Recently, I had the chance to visit two new public libraries, one in Columbus, Ohio and the other in Washington, D.C.
In mid-June, I attended the retirement of the Ohio Library Council’s Executive Director at the newly-opened 41,000 square foot Dublin Branch of the Columbus Metropolitan Library (CML). Built in 1980 and renovated in 1990, it was originally just over 20,000 square feet. The new branch is impressive. The retirement celebration I attended took place in one of the building’s three large meeting rooms.
These rooms are in addition to the seven smaller study rooms. Plus, there is a 500-space parking structure (constructed through an agreement between the Library and the city) co-located to the Library – a real plus for me as I was unfamiliar with the area and it was extremely convenient to have parking right there. The Dublin Branch project is actually the last project of CML’s ten-project aspirational building program which began in 2014.
Another Library I toured in June while attending the American Library Association annual conference in Washington D.C. is the Cleveland Park Branch of the D.C. Public Library system. This building was constructed in 1953 with the newly renovated branch opening last year. It had some of the same features of CML’s Dublin Branch, including a heavy emphasis on meeting space, featuring a dividable meeting room that accommodates up to 105 people, a conference room that seats 10-12 people, and four private study rooms for up to four people each.
Like Columbus, the D.C. Public Library has been investing heavily in their Library buildings over the past decade – to the tune of a half-billion dollars in renovating and rebuilding the city's libraries. To date, 19 projects are complete, with five more libraries in the design or construction phase.
According to Library administrators and staff, these new buildings raised the bar for what D.C. residents expect in library service. The Library is engaged in the development of a Facility Master Plan to help guide their building plans going forward. Project cost for both the CML and D.C. branches I visited are reported to be between 18 - 20 million dollars.
All of this focus on facilities may sound familiar, as here in Cincinnati and Hamilton County our Library is in the midst of serious planning and investment in our facilities too, with our Building the Next Generation Library, opens a new window initiative. It is encouraging to see the new projects other similarly-situated public libraries have successfully completed and to know that we are on the right track in offering our residents new and improved Library facilities.
A recent blog post I wrote, opens a new window this spring provided background on our Facility Master Plan process. We have hit the ground running gathering input from our users, staff, and community members.
On June 24 we kicked off a several-weeks period of hosting Community Listening Sessions, opens a new window nearly every evening and weekend through July and into August in neighborhoods and branch libraries throughout the city and county. You can find out the details on our website.

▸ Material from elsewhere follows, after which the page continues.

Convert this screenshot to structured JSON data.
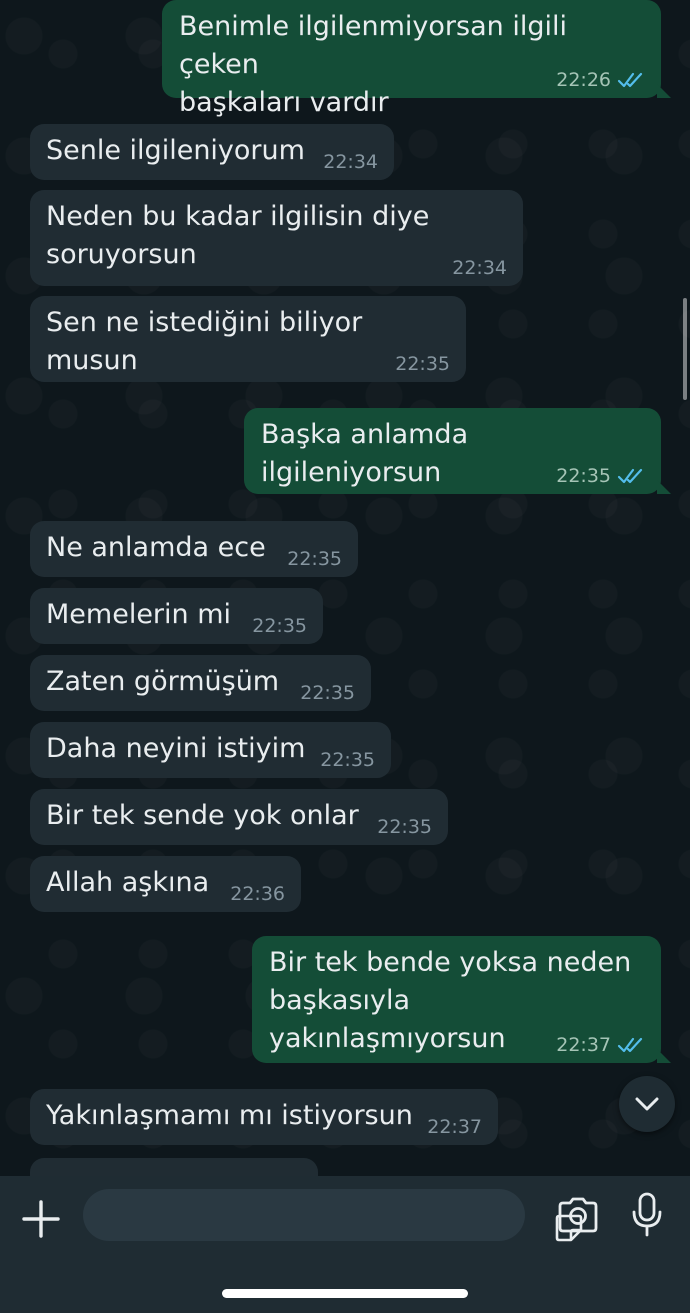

We are also offering the opportunity to share thoughts via an online survey for those who can’t make it to one of our 40+ in-person engagement opportunities. We will use this input, along with several other data points, to construct a Facility Master plan - a “roadmap” for our facilities improvements and changes during the next decade as we, like Columbus, D.C., and many other cities, invest in our community by improving our facilities and our overall Library system.
Design work is underway on our Price Hill Branch Library project, which will be a complete renovation and expansion of the existing Price Hill Branch Library, originally constructed in 1909. You can view the presentation from our May community forum on our web site and mark your calendar for our next Price Hill meeting on September 12 from 6:30 p.m. – 8 pm at the Price Hill CRC.
We have also hosted engagement and listening sessions at two other branch locations which are not currently handicap accessible, the Walnut Hills Branch (constructed in 1906) and the Madisonville Branch (constructed in 1925). I've had the pleasure of connecting with community councils in both of those neighborhoods (as well as Evanston, which is adjacent to Walnut Hills) to gather input as we develop plans for how better to serve community members in these neighborhoods through improved facilities.
It is an important and transformational time for public libraries in the United States. Here in Hamilton County, we see the same opportunities and challenges that many other communities are tackling as we move forward with this ten-year project, thanks to generous support from our taxpayers, with a new generation of library buildings and services. Please stay tuned to our web site and join us on this exciting journey – we will only reach our full potential with the help of everyone in our community.